Start of Block

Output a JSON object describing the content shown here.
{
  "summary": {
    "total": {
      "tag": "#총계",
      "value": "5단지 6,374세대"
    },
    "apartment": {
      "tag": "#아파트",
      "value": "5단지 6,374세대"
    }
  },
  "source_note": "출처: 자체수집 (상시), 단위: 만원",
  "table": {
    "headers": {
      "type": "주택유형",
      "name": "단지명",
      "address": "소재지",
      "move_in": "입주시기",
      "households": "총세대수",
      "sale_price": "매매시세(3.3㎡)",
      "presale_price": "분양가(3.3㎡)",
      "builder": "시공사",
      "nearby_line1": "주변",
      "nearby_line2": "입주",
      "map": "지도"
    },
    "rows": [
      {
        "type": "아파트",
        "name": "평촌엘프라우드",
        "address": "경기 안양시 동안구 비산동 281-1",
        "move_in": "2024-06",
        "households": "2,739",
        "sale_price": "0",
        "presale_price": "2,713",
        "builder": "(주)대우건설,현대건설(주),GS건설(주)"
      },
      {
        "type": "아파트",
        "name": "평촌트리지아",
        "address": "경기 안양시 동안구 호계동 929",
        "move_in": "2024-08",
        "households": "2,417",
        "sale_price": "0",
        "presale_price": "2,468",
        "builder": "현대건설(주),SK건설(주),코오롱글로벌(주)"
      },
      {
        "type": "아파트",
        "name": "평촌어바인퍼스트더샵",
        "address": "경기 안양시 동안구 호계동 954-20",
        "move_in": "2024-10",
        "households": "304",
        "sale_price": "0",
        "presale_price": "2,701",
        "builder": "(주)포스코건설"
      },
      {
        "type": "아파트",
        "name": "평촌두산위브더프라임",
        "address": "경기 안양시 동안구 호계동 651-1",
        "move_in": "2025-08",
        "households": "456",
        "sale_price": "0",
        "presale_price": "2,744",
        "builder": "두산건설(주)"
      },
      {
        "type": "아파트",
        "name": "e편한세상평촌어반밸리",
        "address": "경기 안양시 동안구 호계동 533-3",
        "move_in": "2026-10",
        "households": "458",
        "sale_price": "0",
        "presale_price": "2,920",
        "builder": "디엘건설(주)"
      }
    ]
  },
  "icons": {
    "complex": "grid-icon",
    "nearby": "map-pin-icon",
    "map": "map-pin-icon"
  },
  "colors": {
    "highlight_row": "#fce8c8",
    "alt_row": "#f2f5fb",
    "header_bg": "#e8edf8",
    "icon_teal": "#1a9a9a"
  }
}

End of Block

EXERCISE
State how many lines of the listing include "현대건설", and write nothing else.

SOLUTION FOR THIS PROBLEM
2